This type of Control Warrior deck does not currently exist, so there are a number of questions to answer. Could it make use of Grommash Hellscream or King Mosh? Perhaps even Alexstrasza as a late-game dragon, possibly instead of a Primordial Drake? Well, depends a lot on what the meta will be like, will there be tokens to destroy or not.
Another option would be to include Cornered Sentry and Drywhisker Armorer for their synergies with whirlwind effects and with Brawl. Does the deck need that armor? As always when building a control deck, there are lots of questions that can only be answered once you know what meta you are building the deck for.
I’ve chosen to include double silence and Tinkmaster Overspark in both of these control shells. There are some scary minions coming in Rastakahan’s Rumble, and if they are not too slow to see significant play, having access to silence and transformation effects can be crucial.
Odd Dragon Warrior seems much more straightforward to build: the Hero Power and the limited dragon pool direct it to a specific style. For regular Dragon Control Warrior, there are no similar limitations, and there is a lot of space to explore.
Control dreams aside, Hearthstone is a very tempo-oriented game. So what if we ditch the pretense of controlling the game and hit face more? Then, we could end up with a build that looks like this:
Many aggressive decks in the game make use of Prince Keleseth at the moment, and its power is not diminishing. Any Keleseth build needs to have an answer to the early game though, as it can be difficult to find the sweet Prince for every game. For Warrior, that answer comes in the form of Rush minions, and the excellent one-drop Town Crier that can tutor for those Rush minions in the beginning of the game. Between Rush minions and Dragon synergy cards for removal, Warrior can establish and maintain board control and turn up the heat.

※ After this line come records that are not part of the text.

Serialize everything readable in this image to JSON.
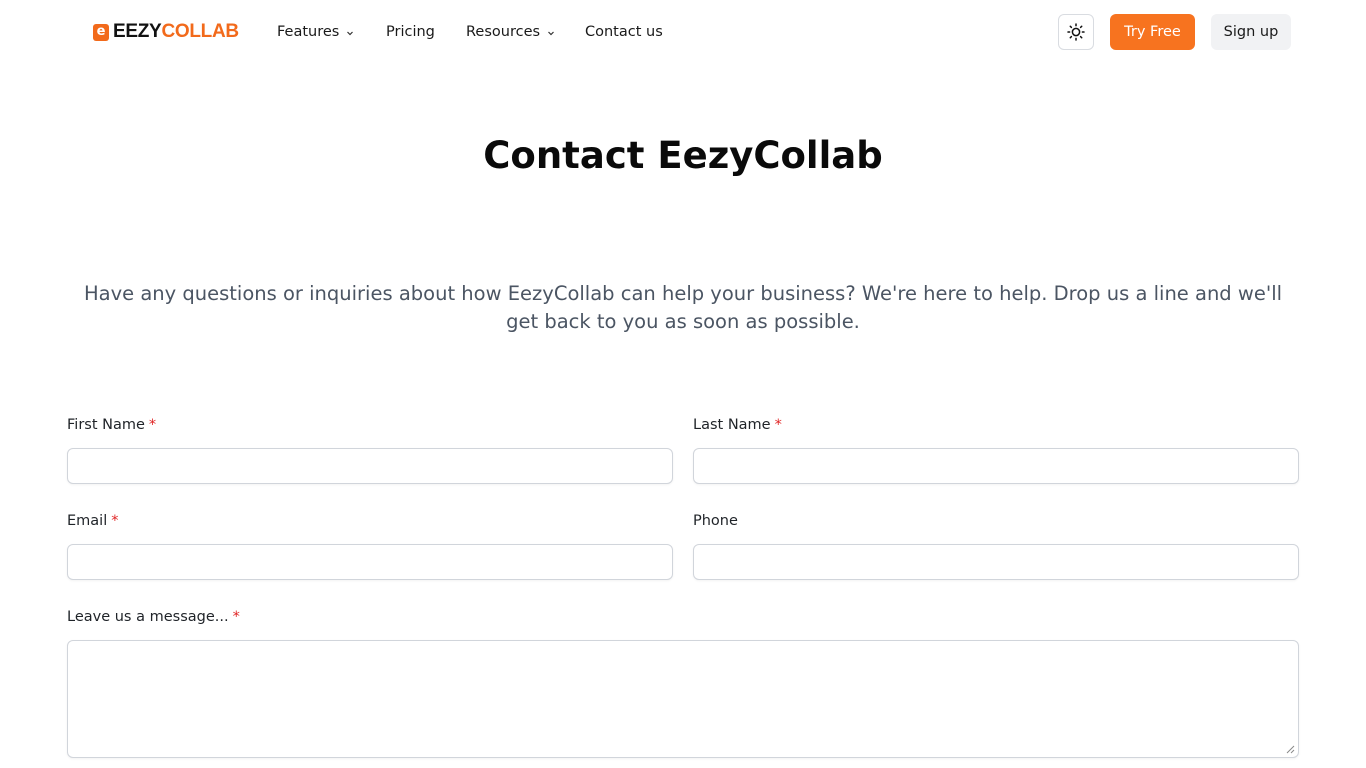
{
  "brand": {
    "logo_mark": "e",
    "name_dark": "EEZY",
    "name_accent": "COLLAB",
    "accent_color": "#f26a1b"
  },
  "nav": {
    "items": [
      {
        "label": "Features",
        "has_dropdown": true
      },
      {
        "label": "Pricing",
        "has_dropdown": false
      },
      {
        "label": "Resources",
        "has_dropdown": true
      },
      {
        "label": "Contact us",
        "has_dropdown": false
      }
    ],
    "theme_toggle_icon": "sun-icon",
    "try_free_label": "Try Free",
    "try_free_color": "#f7731f",
    "sign_up_label": "Sign up"
  },
  "hero": {
    "title": "Contact EezyCollab",
    "subtitle": "Have any questions or inquiries about how EezyCollab can help your business? We're here to help. Drop us a line and we'll get back to you as soon as possible."
  },
  "form": {
    "first_name": {
      "label": "First Name",
      "required_mark": "*",
      "value": ""
    },
    "last_name": {
      "label": "Last Name",
      "required_mark": "*",
      "value": ""
    },
    "email": {
      "label": "Email",
      "required_mark": "*",
      "value": ""
    },
    "phone": {
      "label": "Phone",
      "value": ""
    },
    "message": {
      "label": "Leave us a message...",
      "required_mark": "*",
      "value": ""
    },
    "required_color": "#e02424"
  }
}
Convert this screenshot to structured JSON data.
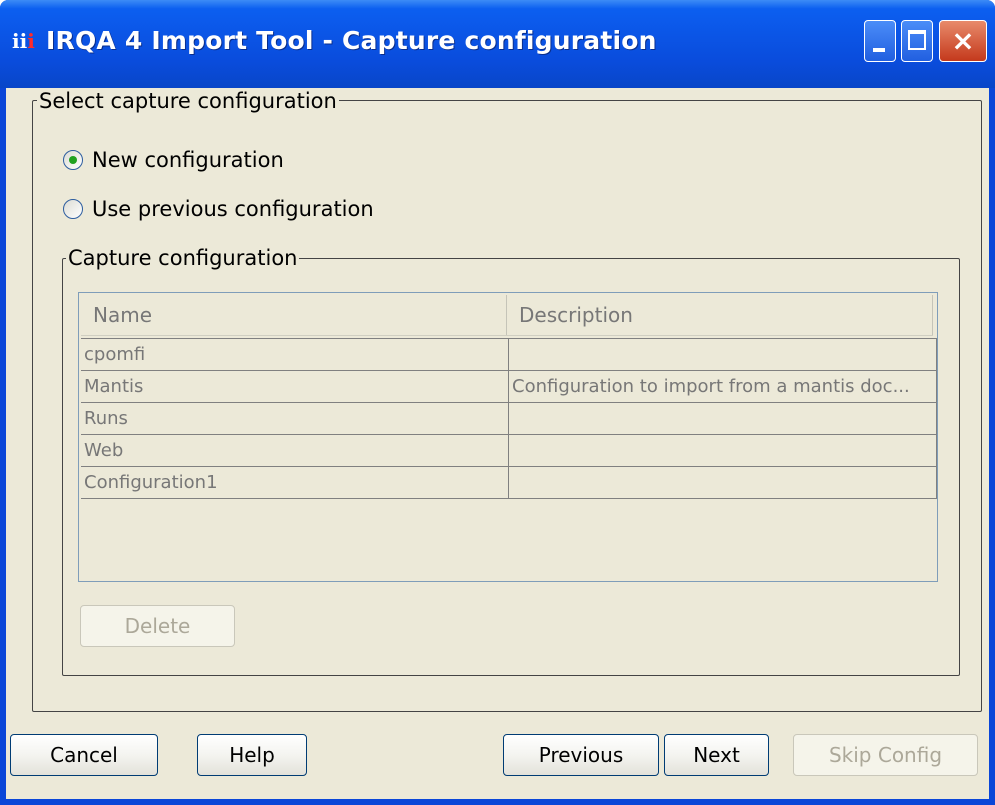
{
  "window": {
    "title": "IRQA 4 Import Tool  - Capture configuration",
    "icon": "iii-app-icon",
    "controls": {
      "minimize": "minimize-icon",
      "maximize": "maximize-icon",
      "close": "×"
    }
  },
  "select_group": {
    "legend": "Select capture configuration",
    "options": [
      {
        "label": "New configuration",
        "checked": true
      },
      {
        "label": "Use previous configuration",
        "checked": false
      }
    ]
  },
  "capture_group": {
    "legend": "Capture configuration",
    "columns": [
      "Name",
      "Description"
    ],
    "rows": [
      {
        "name": "cpomfi",
        "description": ""
      },
      {
        "name": "Mantis",
        "description": "Configuration to import from a mantis doc..."
      },
      {
        "name": "Runs",
        "description": ""
      },
      {
        "name": "Web",
        "description": ""
      },
      {
        "name": "Configuration1",
        "description": ""
      }
    ],
    "delete_label": "Delete"
  },
  "footer": {
    "cancel": "Cancel",
    "help": "Help",
    "previous": "Previous",
    "next": "Next",
    "skip": "Skip Config"
  },
  "colors": {
    "titlebar": "#0a4cdc",
    "dialog_bg": "#ece9d8",
    "radio_dot": "#21a121"
  }
}
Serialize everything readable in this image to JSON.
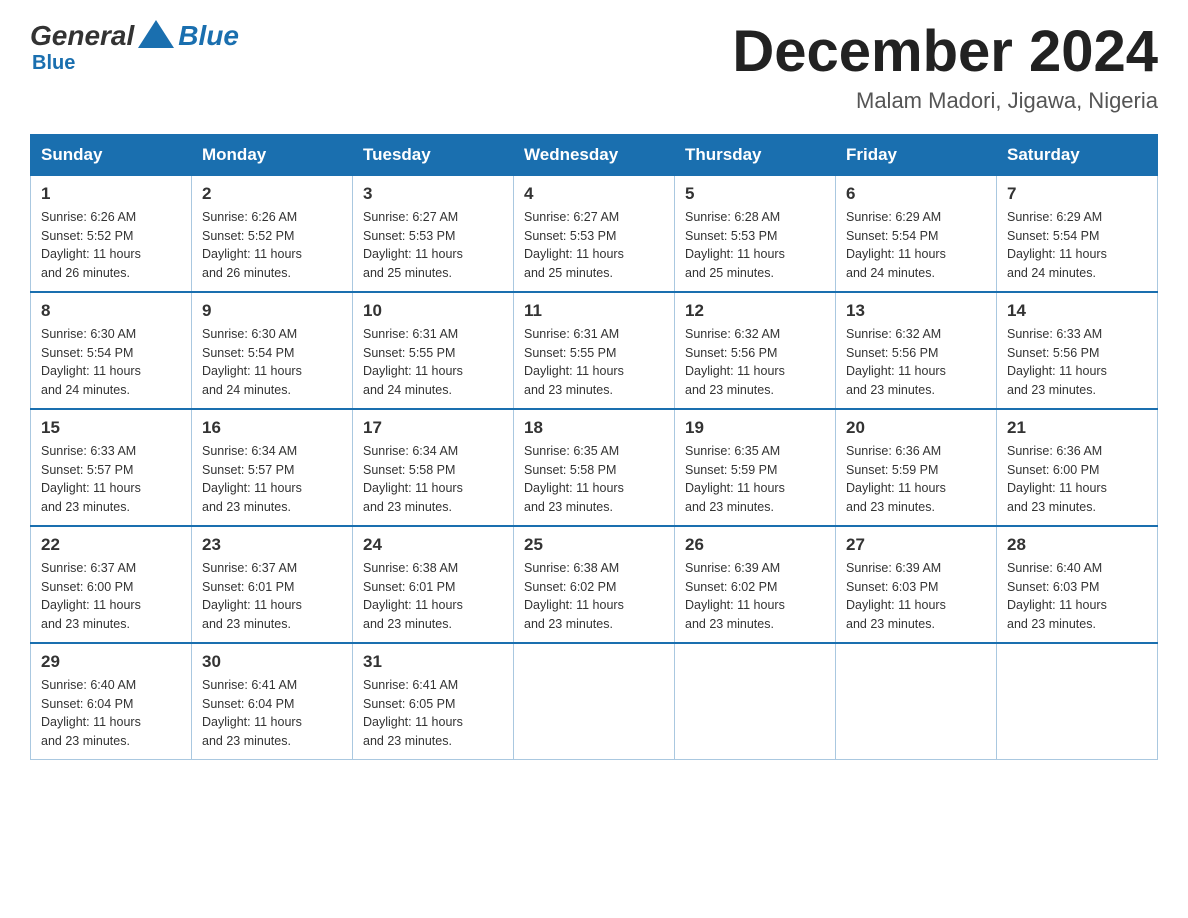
{
  "header": {
    "logo": {
      "general": "General",
      "blue": "Blue"
    },
    "month_title": "December 2024",
    "location": "Malam Madori, Jigawa, Nigeria"
  },
  "days_of_week": [
    "Sunday",
    "Monday",
    "Tuesday",
    "Wednesday",
    "Thursday",
    "Friday",
    "Saturday"
  ],
  "weeks": [
    [
      {
        "day": "1",
        "sunrise": "6:26 AM",
        "sunset": "5:52 PM",
        "daylight": "11 hours and 26 minutes."
      },
      {
        "day": "2",
        "sunrise": "6:26 AM",
        "sunset": "5:52 PM",
        "daylight": "11 hours and 26 minutes."
      },
      {
        "day": "3",
        "sunrise": "6:27 AM",
        "sunset": "5:53 PM",
        "daylight": "11 hours and 25 minutes."
      },
      {
        "day": "4",
        "sunrise": "6:27 AM",
        "sunset": "5:53 PM",
        "daylight": "11 hours and 25 minutes."
      },
      {
        "day": "5",
        "sunrise": "6:28 AM",
        "sunset": "5:53 PM",
        "daylight": "11 hours and 25 minutes."
      },
      {
        "day": "6",
        "sunrise": "6:29 AM",
        "sunset": "5:54 PM",
        "daylight": "11 hours and 24 minutes."
      },
      {
        "day": "7",
        "sunrise": "6:29 AM",
        "sunset": "5:54 PM",
        "daylight": "11 hours and 24 minutes."
      }
    ],
    [
      {
        "day": "8",
        "sunrise": "6:30 AM",
        "sunset": "5:54 PM",
        "daylight": "11 hours and 24 minutes."
      },
      {
        "day": "9",
        "sunrise": "6:30 AM",
        "sunset": "5:54 PM",
        "daylight": "11 hours and 24 minutes."
      },
      {
        "day": "10",
        "sunrise": "6:31 AM",
        "sunset": "5:55 PM",
        "daylight": "11 hours and 24 minutes."
      },
      {
        "day": "11",
        "sunrise": "6:31 AM",
        "sunset": "5:55 PM",
        "daylight": "11 hours and 23 minutes."
      },
      {
        "day": "12",
        "sunrise": "6:32 AM",
        "sunset": "5:56 PM",
        "daylight": "11 hours and 23 minutes."
      },
      {
        "day": "13",
        "sunrise": "6:32 AM",
        "sunset": "5:56 PM",
        "daylight": "11 hours and 23 minutes."
      },
      {
        "day": "14",
        "sunrise": "6:33 AM",
        "sunset": "5:56 PM",
        "daylight": "11 hours and 23 minutes."
      }
    ],
    [
      {
        "day": "15",
        "sunrise": "6:33 AM",
        "sunset": "5:57 PM",
        "daylight": "11 hours and 23 minutes."
      },
      {
        "day": "16",
        "sunrise": "6:34 AM",
        "sunset": "5:57 PM",
        "daylight": "11 hours and 23 minutes."
      },
      {
        "day": "17",
        "sunrise": "6:34 AM",
        "sunset": "5:58 PM",
        "daylight": "11 hours and 23 minutes."
      },
      {
        "day": "18",
        "sunrise": "6:35 AM",
        "sunset": "5:58 PM",
        "daylight": "11 hours and 23 minutes."
      },
      {
        "day": "19",
        "sunrise": "6:35 AM",
        "sunset": "5:59 PM",
        "daylight": "11 hours and 23 minutes."
      },
      {
        "day": "20",
        "sunrise": "6:36 AM",
        "sunset": "5:59 PM",
        "daylight": "11 hours and 23 minutes."
      },
      {
        "day": "21",
        "sunrise": "6:36 AM",
        "sunset": "6:00 PM",
        "daylight": "11 hours and 23 minutes."
      }
    ],
    [
      {
        "day": "22",
        "sunrise": "6:37 AM",
        "sunset": "6:00 PM",
        "daylight": "11 hours and 23 minutes."
      },
      {
        "day": "23",
        "sunrise": "6:37 AM",
        "sunset": "6:01 PM",
        "daylight": "11 hours and 23 minutes."
      },
      {
        "day": "24",
        "sunrise": "6:38 AM",
        "sunset": "6:01 PM",
        "daylight": "11 hours and 23 minutes."
      },
      {
        "day": "25",
        "sunrise": "6:38 AM",
        "sunset": "6:02 PM",
        "daylight": "11 hours and 23 minutes."
      },
      {
        "day": "26",
        "sunrise": "6:39 AM",
        "sunset": "6:02 PM",
        "daylight": "11 hours and 23 minutes."
      },
      {
        "day": "27",
        "sunrise": "6:39 AM",
        "sunset": "6:03 PM",
        "daylight": "11 hours and 23 minutes."
      },
      {
        "day": "28",
        "sunrise": "6:40 AM",
        "sunset": "6:03 PM",
        "daylight": "11 hours and 23 minutes."
      }
    ],
    [
      {
        "day": "29",
        "sunrise": "6:40 AM",
        "sunset": "6:04 PM",
        "daylight": "11 hours and 23 minutes."
      },
      {
        "day": "30",
        "sunrise": "6:41 AM",
        "sunset": "6:04 PM",
        "daylight": "11 hours and 23 minutes."
      },
      {
        "day": "31",
        "sunrise": "6:41 AM",
        "sunset": "6:05 PM",
        "daylight": "11 hours and 23 minutes."
      },
      null,
      null,
      null,
      null
    ]
  ],
  "labels": {
    "sunrise": "Sunrise:",
    "sunset": "Sunset:",
    "daylight": "Daylight:"
  }
}
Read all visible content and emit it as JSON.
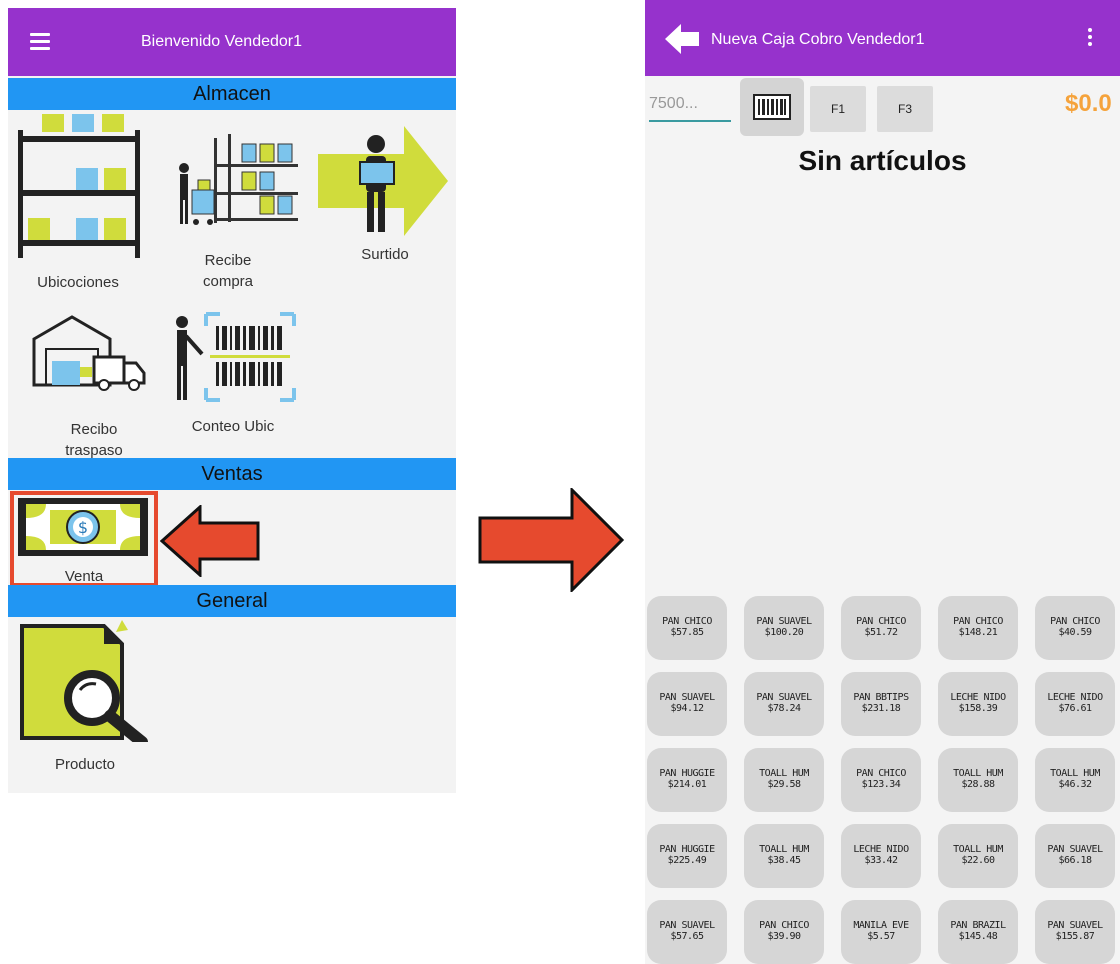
{
  "left_screen": {
    "appbar_title": "Bienvenido Vendedor1",
    "sections": {
      "almacen": "Almacen",
      "ventas": "Ventas",
      "general": "General"
    },
    "tiles": {
      "ubicaciones": "Ubicociones",
      "recibe_compra_1": "Recibe",
      "recibe_compra_2": "compra",
      "surtido": "Surtido",
      "recibo_traspaso_1": "Recibo",
      "recibo_traspaso_2": "traspaso",
      "conteo_ubic": "Conteo Ubic",
      "venta": "Venta",
      "producto": "Producto"
    }
  },
  "right_screen": {
    "appbar_title": "Nueva Caja Cobro Vendedor1",
    "search_value": "7500...",
    "f1_label": "F1",
    "f3_label": "F3",
    "total": "$0.0",
    "empty_message": "Sin artículos",
    "products": [
      {
        "name": "PAN CHICO",
        "price": "$57.85"
      },
      {
        "name": "PAN SUAVEL",
        "price": "$100.20"
      },
      {
        "name": "PAN CHICO",
        "price": "$51.72"
      },
      {
        "name": "PAN CHICO",
        "price": "$148.21"
      },
      {
        "name": "PAN CHICO",
        "price": "$40.59"
      },
      {
        "name": "PAN SUAVEL",
        "price": "$94.12"
      },
      {
        "name": "PAN SUAVEL",
        "price": "$78.24"
      },
      {
        "name": "PAN BBTIPS",
        "price": "$231.18"
      },
      {
        "name": "LECHE NIDO",
        "price": "$158.39"
      },
      {
        "name": "LECHE NIDO",
        "price": "$76.61"
      },
      {
        "name": "PAN HUGGIE",
        "price": "$214.01"
      },
      {
        "name": "TOALL HUM",
        "price": "$29.58"
      },
      {
        "name": "PAN CHICO",
        "price": "$123.34"
      },
      {
        "name": "TOALL HUM",
        "price": "$28.88"
      },
      {
        "name": "TOALL HUM",
        "price": "$46.32"
      },
      {
        "name": "PAN HUGGIE",
        "price": "$225.49"
      },
      {
        "name": "TOALL HUM",
        "price": "$38.45"
      },
      {
        "name": "LECHE NIDO",
        "price": "$33.42"
      },
      {
        "name": "TOALL HUM",
        "price": "$22.60"
      },
      {
        "name": "PAN SUAVEL",
        "price": "$66.18"
      },
      {
        "name": "PAN SUAVEL",
        "price": "$57.65"
      },
      {
        "name": "PAN CHICO",
        "price": "$39.90"
      },
      {
        "name": "MANILA EVE",
        "price": "$5.57"
      },
      {
        "name": "PAN BRAZIL",
        "price": "$145.48"
      },
      {
        "name": "PAN SUAVEL",
        "price": "$155.87"
      }
    ]
  },
  "colors": {
    "appbar": "#9632cc",
    "section_header": "#2196f3",
    "highlight": "#e64a2e",
    "total": "#f5a33c",
    "icon_green": "#d0dc3c",
    "icon_blue": "#7cc4ec"
  }
}
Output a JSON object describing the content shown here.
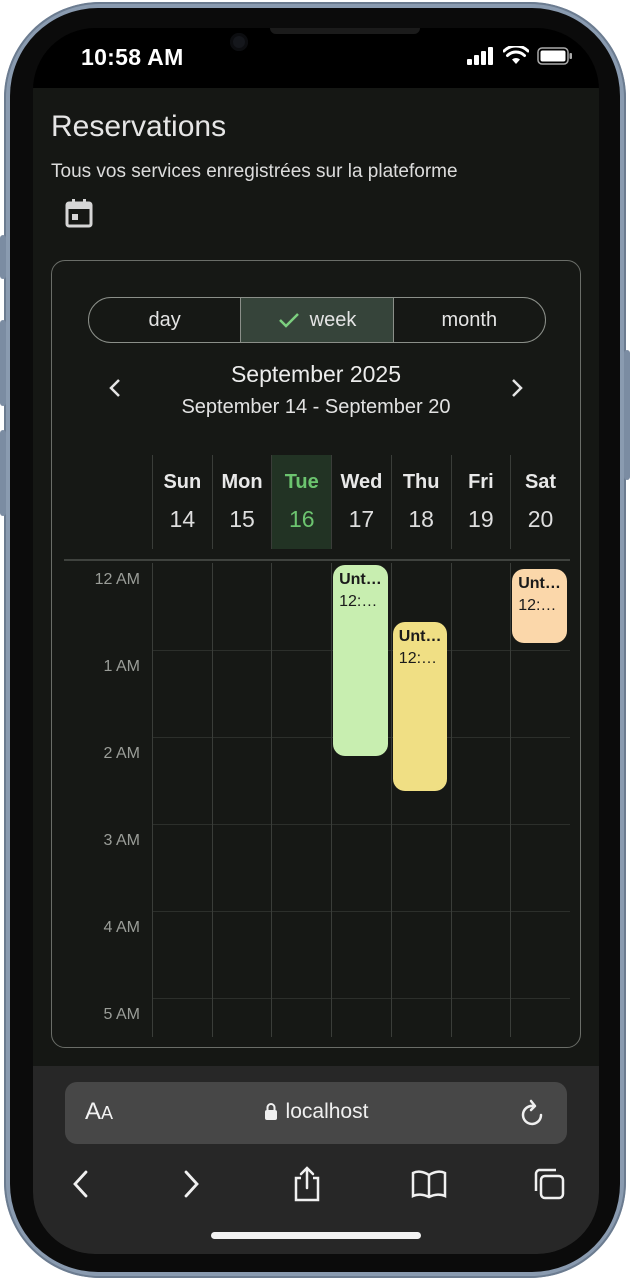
{
  "status": {
    "time": "10:58 AM"
  },
  "app": {
    "title": "Reservations",
    "subtitle": "Tous vos services enregistrées sur la plateforme",
    "icon": "calendar-icon"
  },
  "calendar": {
    "views": [
      {
        "label": "day",
        "active": false
      },
      {
        "label": "week",
        "active": true
      },
      {
        "label": "month",
        "active": false
      }
    ],
    "month_title": "September 2025",
    "range": "September 14 - September 20",
    "days": [
      {
        "name": "Sun",
        "num": "14",
        "today": false
      },
      {
        "name": "Mon",
        "num": "15",
        "today": false
      },
      {
        "name": "Tue",
        "num": "16",
        "today": true
      },
      {
        "name": "Wed",
        "num": "17",
        "today": false
      },
      {
        "name": "Thu",
        "num": "18",
        "today": false
      },
      {
        "name": "Fri",
        "num": "19",
        "today": false
      },
      {
        "name": "Sat",
        "num": "20",
        "today": false
      }
    ],
    "hours": [
      "12 AM",
      "1 AM",
      "2 AM",
      "3 AM",
      "4 AM",
      "5 AM"
    ],
    "events": [
      {
        "day": 3,
        "start": 0.0,
        "end": 2.2,
        "title": "Unt…",
        "time": "12:…",
        "color": "#c8eeb0"
      },
      {
        "day": 4,
        "start": 0.65,
        "end": 2.6,
        "title": "Unt…",
        "time": "12:…",
        "color": "#f0df84"
      },
      {
        "day": 6,
        "start": 0.05,
        "end": 0.9,
        "title": "Unt…",
        "time": "12:…",
        "color": "#fbd7aa"
      }
    ],
    "today_color": "#6cc46f"
  },
  "browser": {
    "text_size_label": "AA",
    "url": "localhost"
  }
}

There are some nice synergies between Cobalt Scalebane and cards such as Militia Commander, where Scalebane can reactivate them to a useful level of attack. Scalebane can also turn the lowly one-drops into useful minions in the mid-game.
Dragon Warrior does not have to be a Keleseth build, but it is hard to see how Faerie Dragon and Firetree Witchdoctor could be better for an aggressive deck. The most doubts I have are about the omission of War Master Voone – I’m uncertain whether the tempo sacrifice is worth the value gain, but it could be.
Dragon Warrior is getting a lot of support, and there are three paths that it can take. Will any of them be successful? What do you think? Which Dragon Warrior path do you plan to pursue when the expansion is released and do you have any good deck ideas for it already? Let me know in the comments!